Only rarely does a group tour come along that makes the most fiercely independent traveler's heart beat faster -- a journey so complex that you couldn't pull it off alone, and so unusual that you can't help yearning to go.
An intriguing example takes place next summer in a remote part of the Pacific Ocean: It's a chance to join a team of experts searching an uninhabited coral atoll for traces of lost aviator Amelia Earhart.
The island is Nikumaroro, and it's not the one that Earhart was aiming for when she and her navigator, Fred Noonan, vanished into the Pacific in July 1937 on their around-the-world attempt.
They took off from New Guinea, heading east, and were scheduled to refuel on a mid-ocean speck called Howland Island. They never got there.
Their disappearance spawned a flock of theories, theories as simple as a crash to those as complex as capture by the Japanese military on the eve of World War II, to those as far-fetched as being kidnapped by extraterrestrials.
Plus one that may be the real answer: an emergency landing on a different island, where Earhart and Noonan might have survived for a time.
That hypothesis is the heart of this trip, June 17 to July 3, 2015. It's co-sponsored by the International Group for Historic Aircraft Recovery (TIGHAR), which has been looking for Earhart for 25 years, and by Betchart Expeditions of Cupertino, Calif., a travel company known for unusual trips with a strong scientific component.
Nikumaroro Island is the most likely candidate, said Tom King, senior archaeologist with TIGHAR, who will help lead the 2015 Betchart trip.
Bigger than Howland Island, "Niku'' – also known as Gardner Island -- would have been the logical landing place for Earhart and Noonan once they'd missed their original target, King said.

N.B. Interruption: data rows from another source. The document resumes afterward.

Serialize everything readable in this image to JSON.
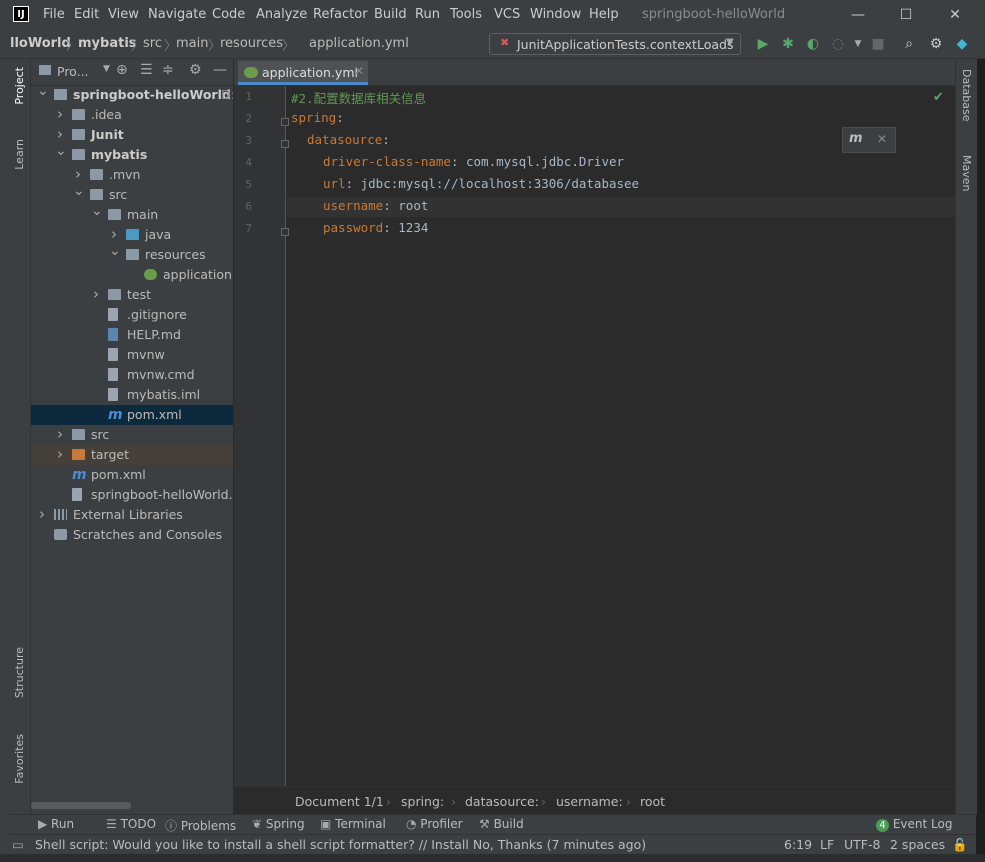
{
  "menu": [
    "File",
    "Edit",
    "View",
    "Navigate",
    "Code",
    "Analyze",
    "Refactor",
    "Build",
    "Run",
    "Tools",
    "VCS",
    "Window",
    "Help"
  ],
  "window_title": "springboot-helloWorld",
  "breadcrumbs": [
    "lloWorld",
    "mybatis",
    "src",
    "main",
    "resources",
    "application.yml"
  ],
  "run_config": "JunitApplicationTests.contextLoads",
  "project_panel": {
    "title": "Pro...",
    "tree": [
      {
        "label": "springboot-helloWorld",
        "suffix": "D:",
        "depth": 0,
        "arrow": "down",
        "icon": "folder",
        "bold": true
      },
      {
        "label": ".idea",
        "depth": 1,
        "arrow": "right",
        "icon": "folder"
      },
      {
        "label": "Junit",
        "depth": 1,
        "arrow": "right",
        "icon": "folder",
        "bold": true
      },
      {
        "label": "mybatis",
        "depth": 1,
        "arrow": "down",
        "icon": "folder",
        "bold": true
      },
      {
        "label": ".mvn",
        "depth": 2,
        "arrow": "right",
        "icon": "folder"
      },
      {
        "label": "src",
        "depth": 2,
        "arrow": "down",
        "icon": "folder"
      },
      {
        "label": "main",
        "depth": 3,
        "arrow": "down",
        "icon": "folder"
      },
      {
        "label": "java",
        "depth": 4,
        "arrow": "right",
        "icon": "folder-blue"
      },
      {
        "label": "resources",
        "depth": 4,
        "arrow": "down",
        "icon": "folder"
      },
      {
        "label": "application.y",
        "depth": 5,
        "arrow": "",
        "icon": "spring"
      },
      {
        "label": "test",
        "depth": 3,
        "arrow": "right",
        "icon": "folder"
      },
      {
        "label": ".gitignore",
        "depth": 3,
        "arrow": "",
        "icon": "file"
      },
      {
        "label": "HELP.md",
        "depth": 3,
        "arrow": "",
        "icon": "md"
      },
      {
        "label": "mvnw",
        "depth": 3,
        "arrow": "",
        "icon": "file"
      },
      {
        "label": "mvnw.cmd",
        "depth": 3,
        "arrow": "",
        "icon": "file"
      },
      {
        "label": "mybatis.iml",
        "depth": 3,
        "arrow": "",
        "icon": "file"
      },
      {
        "label": "pom.xml",
        "depth": 3,
        "arrow": "",
        "icon": "maven",
        "selected": true
      },
      {
        "label": "src",
        "depth": 1,
        "arrow": "right",
        "icon": "folder"
      },
      {
        "label": "target",
        "depth": 1,
        "arrow": "right",
        "icon": "folder-orange",
        "target": true
      },
      {
        "label": "pom.xml",
        "depth": 1,
        "arrow": "",
        "icon": "maven"
      },
      {
        "label": "springboot-helloWorld.i",
        "depth": 1,
        "arrow": "",
        "icon": "file"
      },
      {
        "label": "External Libraries",
        "depth": 0,
        "arrow": "right",
        "icon": "lib"
      },
      {
        "label": "Scratches and Consoles",
        "depth": 0,
        "arrow": "",
        "icon": "scratch"
      }
    ]
  },
  "left_stripe": [
    "Project",
    "Learn",
    "Structure",
    "Favorites"
  ],
  "right_stripe": [
    "Database",
    "Maven"
  ],
  "editor_tab": "application.yml",
  "code_lines": [
    {
      "n": "1",
      "indent": 0,
      "key": "",
      "val": "#2.配置数据库相关信息",
      "type": "comment"
    },
    {
      "n": "2",
      "indent": 0,
      "key": "spring",
      "val": "",
      "type": "kv"
    },
    {
      "n": "3",
      "indent": 2,
      "key": "datasource",
      "val": "",
      "type": "kv"
    },
    {
      "n": "4",
      "indent": 4,
      "key": "driver-class-name",
      "val": " com.mysql.jdbc.Driver",
      "type": "kv"
    },
    {
      "n": "5",
      "indent": 4,
      "key": "url",
      "val": " jdbc:mysql://localhost:3306/databasee",
      "type": "kv"
    },
    {
      "n": "6",
      "indent": 4,
      "key": "username",
      "val": " root",
      "type": "kv"
    },
    {
      "n": "7",
      "indent": 4,
      "key": "password",
      "val": " 1234",
      "type": "kv"
    }
  ],
  "editor_breadcrumbs": [
    "Document 1/1",
    "spring:",
    "datasource:",
    "username:",
    "root"
  ],
  "bottom_tools": [
    "Run",
    "TODO",
    "Problems",
    "Spring",
    "Terminal",
    "Profiler",
    "Build"
  ],
  "event_log": {
    "count": "4",
    "label": "Event Log"
  },
  "status": {
    "message": "Shell script: Would you like to install a shell script formatter? // Install   No, Thanks (7 minutes ago)",
    "position": "6:19",
    "line_sep": "LF",
    "encoding": "UTF-8",
    "indent": "2 spaces"
  },
  "colors": {
    "accent": "#4a88c7",
    "key": "#cc7832",
    "comment": "#629755",
    "value": "#a9b7c6"
  }
}
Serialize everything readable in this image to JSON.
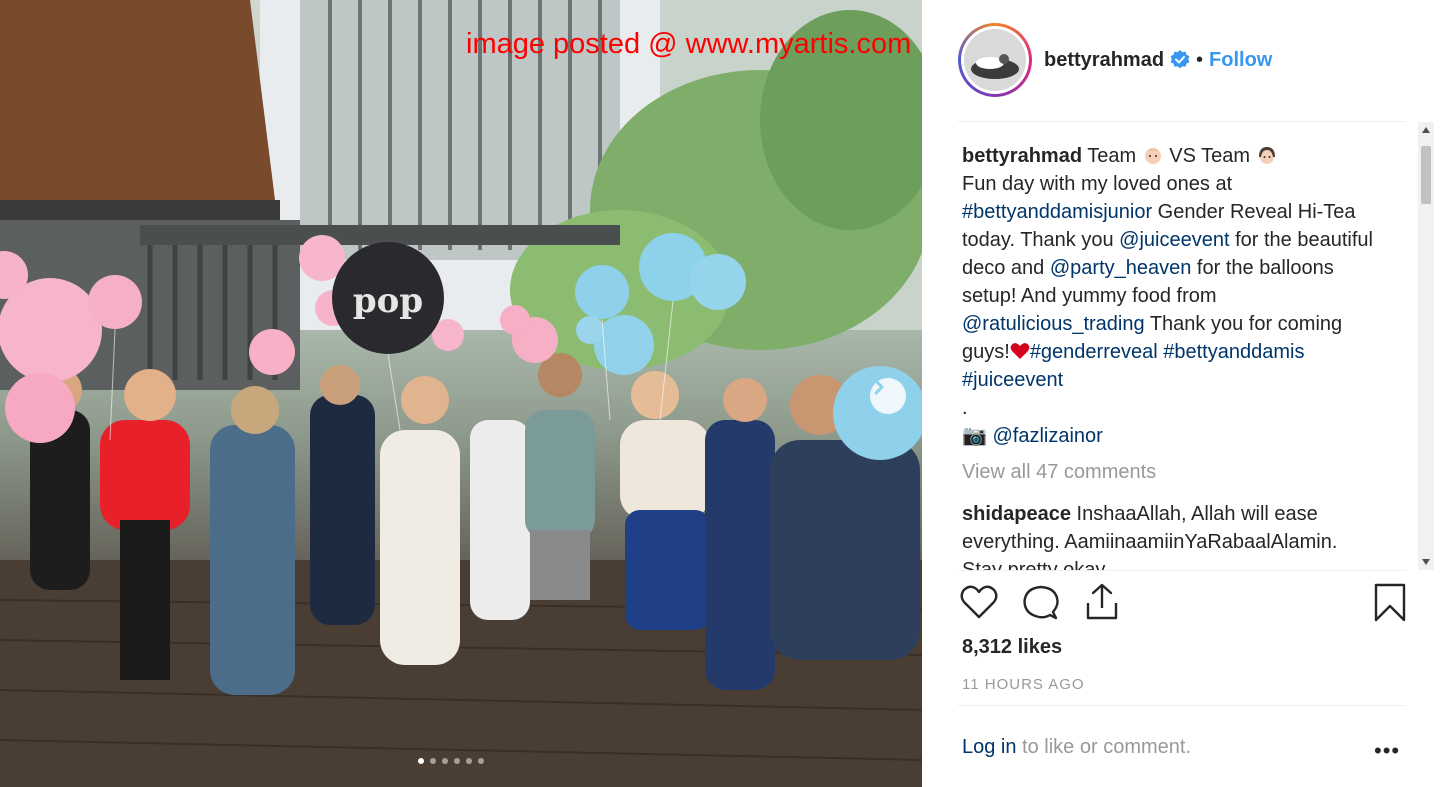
{
  "watermark": "image posted @ www.myartis.com",
  "carousel": {
    "slide_count": 6,
    "active_index": 0
  },
  "post": {
    "username": "bettyrahmad",
    "separator": "•",
    "follow_label": "Follow",
    "caption": {
      "user": "bettyrahmad",
      "line_1a": "Team ",
      "line_1b": " VS Team ",
      "line_2": "Fun day with my loved ones at ",
      "tag_1": "#bettyanddamisjunior",
      "text_1": " Gender Reveal Hi-Tea today. Thank you ",
      "mention_1": "@juiceevent",
      "text_2": " for the beautiful deco and ",
      "mention_2": "@party_heaven",
      "text_3": " for the balloons setup! And yummy food from ",
      "mention_3": "@ratulicious_trading",
      "text_4": " Thank you for coming guys!",
      "tag_2": "#genderreveal",
      "tag_3": "#bettyanddamis",
      "tag_4": "#juiceevent",
      "dot_line": ".",
      "camera_glyph": "📷",
      "mention_4": "@fazlizainor"
    },
    "view_all_comments": "View all 47 comments",
    "comments": [
      {
        "user": "shidapeace",
        "text": " InshaaAllah, Allah will ease everything. AamiinaamiinYaRabaalAlamin. Stay pretty okay"
      }
    ],
    "likes": "8,312 likes",
    "timestamp": "11 HOURS AGO",
    "footer": {
      "login": "Log in",
      "rest": " to like or comment."
    },
    "more_label": "•••"
  },
  "colors": {
    "link": "#003569",
    "follow": "#3897f0",
    "muted": "#999999",
    "text": "#262626",
    "watermark": "#ff0000"
  },
  "icons": [
    "heart-icon",
    "comment-icon",
    "share-icon",
    "bookmark-icon",
    "verified-badge-icon",
    "chevron-right-icon",
    "camera-icon"
  ]
}
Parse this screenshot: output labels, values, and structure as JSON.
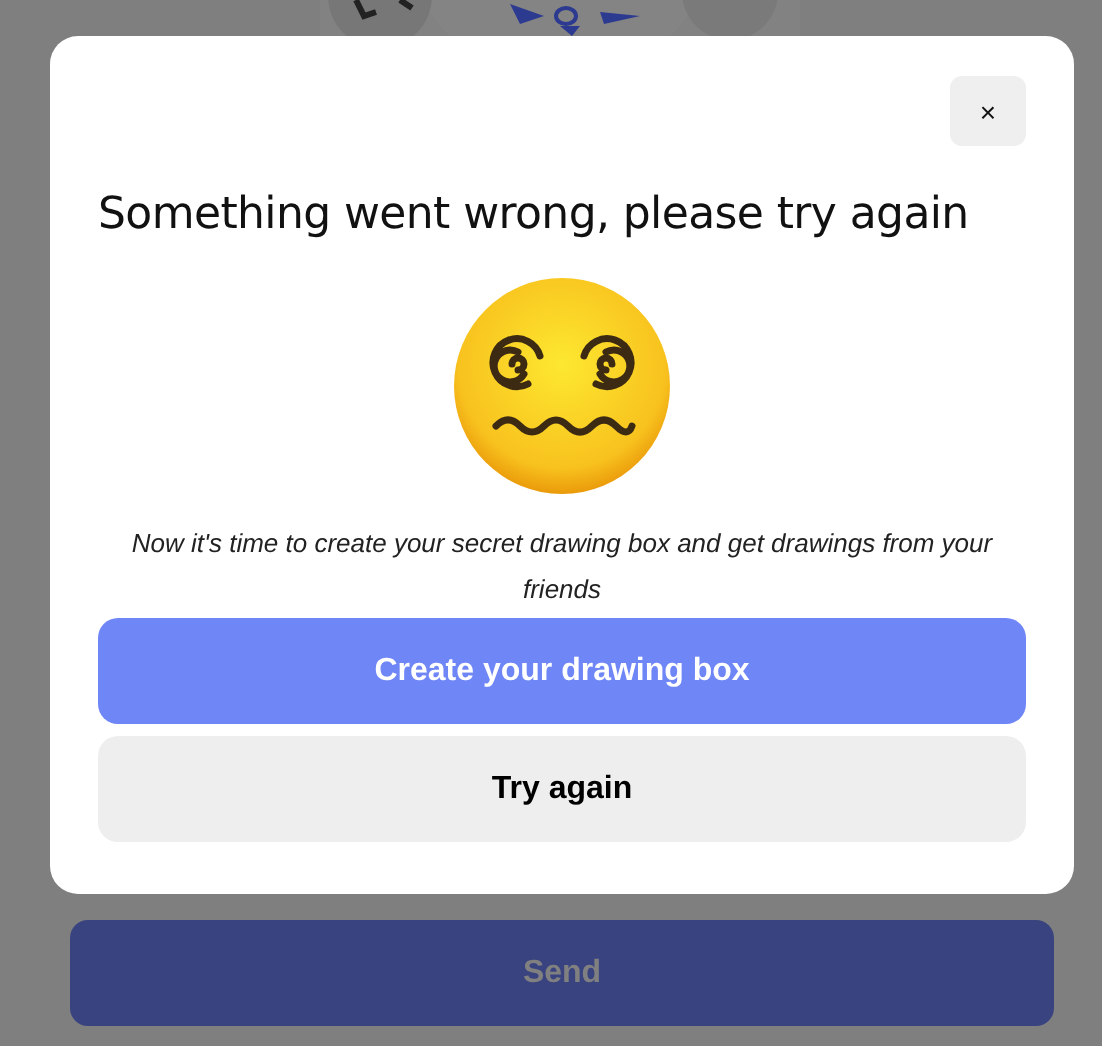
{
  "dialog": {
    "close_label": "×",
    "title": "Something went wrong, please try again",
    "message": "Now it's time to create your secret drawing box and get drawings from your friends",
    "buttons": [
      {
        "label": "Create your drawing box",
        "kind": "primary"
      },
      {
        "label": "Try again",
        "kind": "secondary"
      }
    ]
  },
  "send_button": {
    "label": "Send",
    "disabled": true
  }
}
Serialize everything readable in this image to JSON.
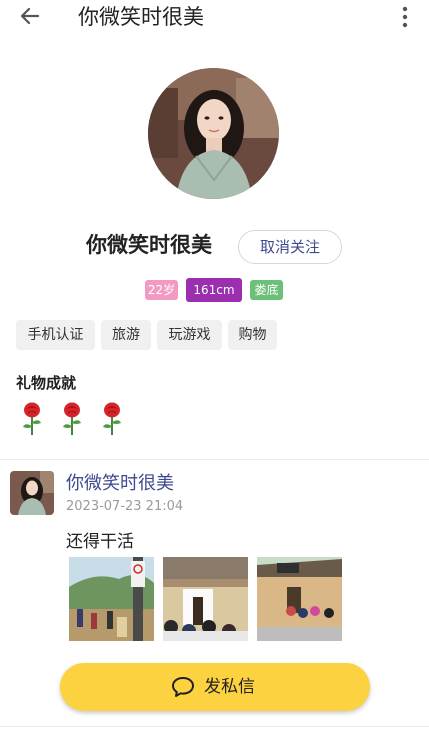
{
  "header": {
    "title": "你微笑时很美",
    "back_icon": "arrow-left-icon",
    "more_icon": "more-vertical-icon"
  },
  "profile": {
    "name": "你微笑时很美",
    "unfollow_label": "取消关注",
    "badges": {
      "age": "22岁",
      "height": "161cm",
      "city": "娄底"
    },
    "tags": [
      "手机认证",
      "旅游",
      "玩游戏",
      "购物"
    ]
  },
  "gifts": {
    "title": "礼物成就",
    "icon": "rose-icon"
  },
  "post": {
    "author": "你微笑时很美",
    "time": "2023-07-23 21:04",
    "text": "还得干活"
  },
  "actions": {
    "message_label": "发私信",
    "message_icon": "chat-bubble-icon"
  },
  "colors": {
    "accent_yellow": "#fcd241",
    "link_blue": "#3d4a8f",
    "age_pink": "#f29ac2",
    "height_purple": "#9b2fb0",
    "city_green": "#6cc07a"
  }
}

TIGHAR has already discovered promising traces on Nikumaroro, including a woman's shoe, part of a woman's compact with bits of rouge, and fragments of glass from a 1930s cosmetic jar that once held freckle cream -- significant because Earhart was a fair-skinned redhead and an international celebrity to whom looks were important.
"We think we're getting close,'' King said.
The TIGHAR/Betchart group will fly on Fiji Air from Los Angeles to Nadi, Fiji, then sail to Nikumaroro on the Reef Endeavour, a 130-passenger cruise ship.
Its course will loop northward out of Fiji, first to Rotuma Island, then to Funafuti atoll (the capital of Tuvalu), and finally to Nikumaroro, in the Phoenix Islands Protected Area.
The ship will return to Fiji via the small monarchies of Wallis Island and Futuna Island.
Thick vegetation on Nikumaroro makes the island difficult to get around on, the trip's planners say.
Getting ashore is no picnic, either: Passengers will be transferred to the island by glass-bottomed boat or the cruise ship's tenders.
They will disembark on the Nutiran Shore, a flattish, slippery platform of coral where Earhart's Electra aircraft might have been able to make an emergency landing at very low tide.
Some former residents – Pacific islanders who were part of a short-lived British colony on Niku – told TIGHAR researchers that they remembered seeing an airplane there, and some had salvaged small scraps of aircraft aluminum.
TIGHAR researchers determined the metal came from an Electra, but there is no way of proving – yet, anyway -- whether it was Earhart's.
A prewar photo shows what may be part of a landing gear sticking out of the shallows, but TIGHAR concluded that high tides would have washed any remains of the plane off the coral and into very deep water.
British colonial records show that human bones were found at what TIGHAR calls "7 Site'' – a natural clearing shaped like the number seven – but the remains were sent to Suva in 1940. King said TIGHAR still hopes they may have ended up in private hands or still be in museum storage there.
While at Nikumaroro, Betchart passengers can accompany TIGHAR team leaders to key locations and take photographs and GPS readings of any new discoveries.
Before and after Niku, time at sea will be filled with lectures by experts on oceanography, astronomy, geology, climate change, and the history and cultures of this part of the South Pacific.
Prices for the trip range from $7,195 to $10,995 per person based on double occupancy, plus a round-trip S group airfare of $1,595 on Fiji Air from Los Angeles to Nadi, Fiji.